- Sugarland at Iowa State Fair Aug. 21
- Sheryl Crow at Iowa State Fair Aug. 22


  1. Hi Marc,

    In regards to your recent Pitchfork feature on Swedish music and government funding, you cited an FMC online survey that indicated 44% of respondents were without health insurance. In addition, it was mentioned that 15% of Americans are without health insurance. This is a very misleading comparison.

    A confounding variable here is the average age of musicians who were polled. Most likely, these musicians were young adults. Despite readily available data on this, we can all agree that the musicians polled were probably not <18 years old or >65 years old.
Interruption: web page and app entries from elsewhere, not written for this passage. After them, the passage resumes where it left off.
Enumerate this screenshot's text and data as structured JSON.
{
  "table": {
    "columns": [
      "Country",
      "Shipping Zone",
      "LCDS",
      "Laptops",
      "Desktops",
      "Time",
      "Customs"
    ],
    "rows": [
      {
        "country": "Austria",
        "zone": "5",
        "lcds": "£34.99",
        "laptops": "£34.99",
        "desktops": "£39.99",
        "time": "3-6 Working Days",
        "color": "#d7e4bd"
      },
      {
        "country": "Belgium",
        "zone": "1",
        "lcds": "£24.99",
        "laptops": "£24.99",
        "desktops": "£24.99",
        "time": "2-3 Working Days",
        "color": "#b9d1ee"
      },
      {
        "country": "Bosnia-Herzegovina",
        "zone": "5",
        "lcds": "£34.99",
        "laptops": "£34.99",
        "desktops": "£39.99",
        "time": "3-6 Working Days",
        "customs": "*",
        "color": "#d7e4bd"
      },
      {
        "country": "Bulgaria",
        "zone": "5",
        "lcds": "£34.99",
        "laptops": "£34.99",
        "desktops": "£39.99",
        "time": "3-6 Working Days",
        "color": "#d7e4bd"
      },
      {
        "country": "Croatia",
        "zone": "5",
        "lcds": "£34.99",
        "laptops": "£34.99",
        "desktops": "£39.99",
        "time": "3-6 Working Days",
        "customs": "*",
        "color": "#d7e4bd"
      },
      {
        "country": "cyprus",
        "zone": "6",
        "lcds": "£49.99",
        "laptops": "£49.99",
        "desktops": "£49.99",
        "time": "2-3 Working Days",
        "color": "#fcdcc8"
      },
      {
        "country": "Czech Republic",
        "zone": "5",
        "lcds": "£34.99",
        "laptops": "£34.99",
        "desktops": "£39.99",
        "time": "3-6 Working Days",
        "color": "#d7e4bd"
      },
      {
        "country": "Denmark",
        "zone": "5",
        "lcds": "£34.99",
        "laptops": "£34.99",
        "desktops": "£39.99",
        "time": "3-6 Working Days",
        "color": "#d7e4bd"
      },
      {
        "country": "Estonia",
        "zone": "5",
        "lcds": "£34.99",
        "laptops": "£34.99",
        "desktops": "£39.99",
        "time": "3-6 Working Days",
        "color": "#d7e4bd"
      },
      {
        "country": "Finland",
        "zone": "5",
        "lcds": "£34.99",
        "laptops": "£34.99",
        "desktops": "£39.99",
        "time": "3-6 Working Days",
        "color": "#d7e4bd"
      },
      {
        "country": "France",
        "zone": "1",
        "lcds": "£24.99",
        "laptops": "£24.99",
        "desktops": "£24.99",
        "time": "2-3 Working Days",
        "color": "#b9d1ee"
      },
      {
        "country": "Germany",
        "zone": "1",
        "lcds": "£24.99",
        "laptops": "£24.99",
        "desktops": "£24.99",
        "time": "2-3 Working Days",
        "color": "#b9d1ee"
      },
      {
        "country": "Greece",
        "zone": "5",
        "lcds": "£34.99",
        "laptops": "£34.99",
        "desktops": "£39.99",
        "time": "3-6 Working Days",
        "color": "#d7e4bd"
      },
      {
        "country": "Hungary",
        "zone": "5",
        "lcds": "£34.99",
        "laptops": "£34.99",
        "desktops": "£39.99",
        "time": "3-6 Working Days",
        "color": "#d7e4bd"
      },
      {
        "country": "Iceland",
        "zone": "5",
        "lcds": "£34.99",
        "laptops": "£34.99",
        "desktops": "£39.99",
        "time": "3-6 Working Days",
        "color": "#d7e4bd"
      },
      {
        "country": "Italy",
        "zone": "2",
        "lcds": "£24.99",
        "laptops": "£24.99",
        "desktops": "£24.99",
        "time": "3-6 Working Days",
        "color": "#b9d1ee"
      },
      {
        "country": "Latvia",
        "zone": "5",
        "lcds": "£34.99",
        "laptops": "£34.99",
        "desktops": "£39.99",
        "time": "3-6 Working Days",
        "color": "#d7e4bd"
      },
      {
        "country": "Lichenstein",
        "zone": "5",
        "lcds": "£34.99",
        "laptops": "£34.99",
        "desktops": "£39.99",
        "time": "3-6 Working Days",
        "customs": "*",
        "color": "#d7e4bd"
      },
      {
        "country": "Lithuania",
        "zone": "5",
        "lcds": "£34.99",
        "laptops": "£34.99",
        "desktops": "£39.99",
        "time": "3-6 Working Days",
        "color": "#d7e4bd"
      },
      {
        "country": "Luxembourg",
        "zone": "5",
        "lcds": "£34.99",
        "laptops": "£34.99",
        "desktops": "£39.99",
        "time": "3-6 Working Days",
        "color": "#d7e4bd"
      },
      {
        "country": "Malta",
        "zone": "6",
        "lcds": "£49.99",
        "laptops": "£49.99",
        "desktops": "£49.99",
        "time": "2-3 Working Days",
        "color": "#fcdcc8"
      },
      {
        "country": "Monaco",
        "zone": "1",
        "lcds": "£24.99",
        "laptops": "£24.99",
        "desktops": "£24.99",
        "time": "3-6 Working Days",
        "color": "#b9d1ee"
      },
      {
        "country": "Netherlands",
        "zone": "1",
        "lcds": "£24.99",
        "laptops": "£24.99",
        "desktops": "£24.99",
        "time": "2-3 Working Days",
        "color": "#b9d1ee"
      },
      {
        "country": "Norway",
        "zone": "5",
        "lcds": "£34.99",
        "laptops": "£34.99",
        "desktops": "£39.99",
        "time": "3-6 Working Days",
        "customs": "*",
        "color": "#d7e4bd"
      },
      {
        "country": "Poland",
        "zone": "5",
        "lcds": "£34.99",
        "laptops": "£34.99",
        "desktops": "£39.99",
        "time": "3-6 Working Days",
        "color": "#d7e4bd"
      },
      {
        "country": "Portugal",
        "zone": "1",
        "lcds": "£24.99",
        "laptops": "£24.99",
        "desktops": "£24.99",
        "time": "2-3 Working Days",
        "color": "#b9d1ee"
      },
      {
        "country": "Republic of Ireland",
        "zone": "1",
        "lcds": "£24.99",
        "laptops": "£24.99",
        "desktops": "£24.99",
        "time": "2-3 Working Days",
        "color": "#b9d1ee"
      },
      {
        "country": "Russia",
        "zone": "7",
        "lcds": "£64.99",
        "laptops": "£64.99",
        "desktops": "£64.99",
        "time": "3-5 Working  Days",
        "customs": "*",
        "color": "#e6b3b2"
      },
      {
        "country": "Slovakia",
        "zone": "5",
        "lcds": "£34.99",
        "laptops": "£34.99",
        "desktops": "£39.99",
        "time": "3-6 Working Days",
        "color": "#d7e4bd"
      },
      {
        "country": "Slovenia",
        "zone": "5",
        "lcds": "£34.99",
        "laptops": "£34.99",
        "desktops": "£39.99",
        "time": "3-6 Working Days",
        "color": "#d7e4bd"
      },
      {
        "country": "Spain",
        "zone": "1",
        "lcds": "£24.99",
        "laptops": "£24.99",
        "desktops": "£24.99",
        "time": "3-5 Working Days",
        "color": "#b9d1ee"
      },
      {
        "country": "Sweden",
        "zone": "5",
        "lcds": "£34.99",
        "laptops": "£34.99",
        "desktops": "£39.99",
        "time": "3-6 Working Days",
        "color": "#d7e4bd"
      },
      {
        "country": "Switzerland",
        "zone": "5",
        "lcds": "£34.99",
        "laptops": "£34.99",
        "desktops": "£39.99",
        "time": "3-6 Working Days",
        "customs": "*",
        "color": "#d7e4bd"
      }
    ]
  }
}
The reason I mention this is because the 15% figure you cited includes the very young and very old population. Please note that most adults over 65 have health insurance -- it's called Medicare and is provided by the government. Also, many children have insurance too, because they are considered part of employer-provided/private family plans. As a result, this 15% uninsured figure is a poor representation for the non-musician population. Instead, we would ideally compare to similarly aged individuals.

    Please refer to the figure on page 7 (pg. 12 of pdf) of this report from the White House: http://www.whitehouse.gov/assets/documents/CEA_Health_Care_Report.pdf. It shows that in the 20-30 y/o range, the uninsured population peaks at 35%. This is still lower than 44%, but considering the FMC survey is not even randomized, who can say for sure if musicians are really less insured than their corresponding age-controlled population? Even if they are, it certainly is not appropriate to compare them to an averaged uninsured figure from all age groups.

    To summarize, most of the musicians polled would be uninsured whether or not they could pick up an axe. This is because the age group with the greatest number of uninsured individuals is the young adult population. Incidentally, most musicians are young adults as well.

    Note: Another topic of discussion is WHY there are so many uninsured musicians/young adults. Believe it or not, the majority of the uninsured population live in a household with >=1 full-time employee. Therefore, the majority of uninsured have the financial means to pay but choose not to allocate their savings toward health insurance. They simply prioritize and use their money elsewhere. This is an entirely separate and lengthy discussion, though.

    -David, DOA

  2. Hi David,

    Your basic point, as I understand it, is certainly correct: It would've been more useful to have used an apples-to-apples comparison between musicians and other Americans likely in the same age bracket, and I thank you for providing that information.

    What is DOA, though, in this context? Do I know you?